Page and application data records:
========

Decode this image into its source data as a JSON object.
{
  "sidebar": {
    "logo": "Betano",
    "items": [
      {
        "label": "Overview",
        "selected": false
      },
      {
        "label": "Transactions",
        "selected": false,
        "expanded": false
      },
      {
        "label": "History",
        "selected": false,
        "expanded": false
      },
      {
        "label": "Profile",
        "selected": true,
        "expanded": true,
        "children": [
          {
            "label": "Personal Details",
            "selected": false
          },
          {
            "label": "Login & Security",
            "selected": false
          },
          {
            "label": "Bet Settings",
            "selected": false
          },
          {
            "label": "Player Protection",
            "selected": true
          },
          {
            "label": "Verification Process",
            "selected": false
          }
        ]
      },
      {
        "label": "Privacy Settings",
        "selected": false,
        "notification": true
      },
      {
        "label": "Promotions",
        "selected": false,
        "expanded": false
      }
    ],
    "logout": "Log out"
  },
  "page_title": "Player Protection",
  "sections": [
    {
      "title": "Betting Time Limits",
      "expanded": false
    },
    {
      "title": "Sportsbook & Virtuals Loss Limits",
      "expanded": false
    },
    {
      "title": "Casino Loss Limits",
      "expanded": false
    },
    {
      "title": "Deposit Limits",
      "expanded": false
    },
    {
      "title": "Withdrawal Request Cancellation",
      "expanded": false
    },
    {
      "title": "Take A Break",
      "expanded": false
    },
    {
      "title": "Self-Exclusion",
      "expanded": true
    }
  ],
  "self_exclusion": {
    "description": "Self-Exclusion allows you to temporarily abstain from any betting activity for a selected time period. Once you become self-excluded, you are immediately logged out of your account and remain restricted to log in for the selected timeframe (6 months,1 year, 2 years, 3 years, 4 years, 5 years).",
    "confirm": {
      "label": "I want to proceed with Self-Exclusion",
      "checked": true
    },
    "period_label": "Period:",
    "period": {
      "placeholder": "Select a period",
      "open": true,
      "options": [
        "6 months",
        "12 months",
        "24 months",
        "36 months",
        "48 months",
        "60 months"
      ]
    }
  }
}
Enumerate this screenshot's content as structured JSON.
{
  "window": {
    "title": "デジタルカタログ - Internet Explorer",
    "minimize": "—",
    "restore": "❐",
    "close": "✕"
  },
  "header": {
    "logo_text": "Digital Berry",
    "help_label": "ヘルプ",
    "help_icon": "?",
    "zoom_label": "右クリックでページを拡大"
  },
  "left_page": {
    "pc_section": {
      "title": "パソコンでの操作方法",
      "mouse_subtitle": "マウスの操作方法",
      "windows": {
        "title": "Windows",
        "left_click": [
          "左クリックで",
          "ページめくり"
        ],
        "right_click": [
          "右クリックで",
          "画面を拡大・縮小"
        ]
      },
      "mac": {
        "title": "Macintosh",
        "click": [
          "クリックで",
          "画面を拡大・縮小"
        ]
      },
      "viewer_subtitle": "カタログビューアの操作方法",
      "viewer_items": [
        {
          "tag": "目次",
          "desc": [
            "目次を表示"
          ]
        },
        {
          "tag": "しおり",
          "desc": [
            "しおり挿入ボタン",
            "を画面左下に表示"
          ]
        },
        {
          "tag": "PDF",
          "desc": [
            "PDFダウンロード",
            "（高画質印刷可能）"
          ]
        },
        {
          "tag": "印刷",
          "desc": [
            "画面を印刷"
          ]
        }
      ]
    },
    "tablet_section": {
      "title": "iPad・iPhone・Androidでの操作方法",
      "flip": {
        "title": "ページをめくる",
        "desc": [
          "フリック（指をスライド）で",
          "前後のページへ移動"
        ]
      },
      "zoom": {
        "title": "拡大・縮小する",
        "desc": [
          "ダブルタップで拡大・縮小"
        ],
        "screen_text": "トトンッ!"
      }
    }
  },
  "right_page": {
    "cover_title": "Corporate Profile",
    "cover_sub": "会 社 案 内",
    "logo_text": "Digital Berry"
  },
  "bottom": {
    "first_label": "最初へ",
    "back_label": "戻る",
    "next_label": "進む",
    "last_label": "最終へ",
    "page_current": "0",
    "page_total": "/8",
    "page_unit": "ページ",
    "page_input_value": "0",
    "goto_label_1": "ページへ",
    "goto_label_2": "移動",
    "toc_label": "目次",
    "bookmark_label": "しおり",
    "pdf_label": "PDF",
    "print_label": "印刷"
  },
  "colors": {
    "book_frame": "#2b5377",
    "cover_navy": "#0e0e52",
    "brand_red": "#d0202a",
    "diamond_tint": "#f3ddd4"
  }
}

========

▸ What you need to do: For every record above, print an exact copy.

▸ Result:
Decode this image into its source data as a JSON object.
{
  "sidebar": {
    "logo": "Betano",
    "items": [
      {
        "label": "Overview",
        "selected": false
      },
      {
        "label": "Transactions",
        "selected": false,
        "expanded": false
      },
      {
        "label": "History",
        "selected": false,
        "expanded": false
      },
      {
        "label": "Profile",
        "selected": true,
        "expanded": true,
        "children": [
          {
            "label": "Personal Details",
            "selected": false
          },
          {
            "label": "Login & Security",
            "selected": false
          },
          {
            "label": "Bet Settings",
            "selected": false
          },
          {
            "label": "Player Protection",
            "selected": true
          },
          {
            "label": "Verification Process",
            "selected": false
          }
        ]
      },
      {
        "label": "Privacy Settings",
        "selected": false,
        "notification": true
      },
      {
        "label": "Promotions",
        "selected": false,
        "expanded": false
      }
    ],
    "logout": "Log out"
  },
  "page_title": "Player Protection",
  "sections": [
    {
      "title": "Betting Time Limits",
      "expanded": false
    },
    {
      "title": "Sportsbook & Virtuals Loss Limits",
      "expanded": false
    },
    {
      "title": "Casino Loss Limits",
      "expanded": false
    },
    {
      "title": "Deposit Limits",
      "expanded": false
    },
    {
      "title": "Withdrawal Request Cancellation",
      "expanded": false
    },
    {
      "title": "Take A Break",
      "expanded": false
    },
    {
      "title": "Self-Exclusion",
      "expanded": true
    }
  ],
  "self_exclusion": {
    "description": "Self-Exclusion allows you to temporarily abstain from any betting activity for a selected time period. Once you become self-excluded, you are immediately logged out of your account and remain restricted to log in for the selected timeframe (6 months,1 year, 2 years, 3 years, 4 years, 5 years).",
    "confirm": {
      "label": "I want to proceed with Self-Exclusion",
      "checked": true
    },
    "period_label": "Period:",
    "period": {
      "placeholder": "Select a period",
      "open": true,
      "options": [
        "6 months",
        "12 months",
        "24 months",
        "36 months",
        "48 months",
        "60 months"
      ]
    }
  }
}
Enumerate this screenshot's content as structured JSON.
{
  "window": {
    "title": "デジタルカタログ - Internet Explorer",
    "minimize": "—",
    "restore": "❐",
    "close": "✕"
  },
  "header": {
    "logo_text": "Digital Berry",
    "help_label": "ヘルプ",
    "help_icon": "?",
    "zoom_label": "右クリックでページを拡大"
  },
  "left_page": {
    "pc_section": {
      "title": "パソコンでの操作方法",
      "mouse_subtitle": "マウスの操作方法",
      "windows": {
        "title": "Windows",
        "left_click": [
          "左クリックで",
          "ページめくり"
        ],
        "right_click": [
          "右クリックで",
          "画面を拡大・縮小"
        ]
      },
      "mac": {
        "title": "Macintosh",
        "click": [
          "クリックで",
          "画面を拡大・縮小"
        ]
      },
      "viewer_subtitle": "カタログビューアの操作方法",
      "viewer_items": [
        {
          "tag": "目次",
          "desc": [
            "目次を表示"
          ]
        },
        {
          "tag": "しおり",
          "desc": [
            "しおり挿入ボタン",
            "を画面左下に表示"
          ]
        },
        {
          "tag": "PDF",
          "desc": [
            "PDFダウンロード",
            "（高画質印刷可能）"
          ]
        },
        {
          "tag": "印刷",
          "desc": [
            "画面を印刷"
          ]
        }
      ]
    },
    "tablet_section": {
      "title": "iPad・iPhone・Androidでの操作方法",
      "flip": {
        "title": "ページをめくる",
        "desc": [
          "フリック（指をスライド）で",
          "前後のページへ移動"
        ]
      },
      "zoom": {
        "title": "拡大・縮小する",
        "desc": [
          "ダブルタップで拡大・縮小"
        ],
        "screen_text": "トトンッ!"
      }
    }
  },
  "right_page": {
    "cover_title": "Corporate Profile",
    "cover_sub": "会 社 案 内",
    "logo_text": "Digital Berry"
  },
  "bottom": {
    "first_label": "最初へ",
    "back_label": "戻る",
    "next_label": "進む",
    "last_label": "最終へ",
    "page_current": "0",
    "page_total": "/8",
    "page_unit": "ページ",
    "page_input_value": "0",
    "goto_label_1": "ページへ",
    "goto_label_2": "移動",
    "toc_label": "目次",
    "bookmark_label": "しおり",
    "pdf_label": "PDF",
    "print_label": "印刷"
  },
  "colors": {
    "book_frame": "#2b5377",
    "cover_navy": "#0e0e52",
    "brand_red": "#d0202a",
    "diamond_tint": "#f3ddd4"
  }
}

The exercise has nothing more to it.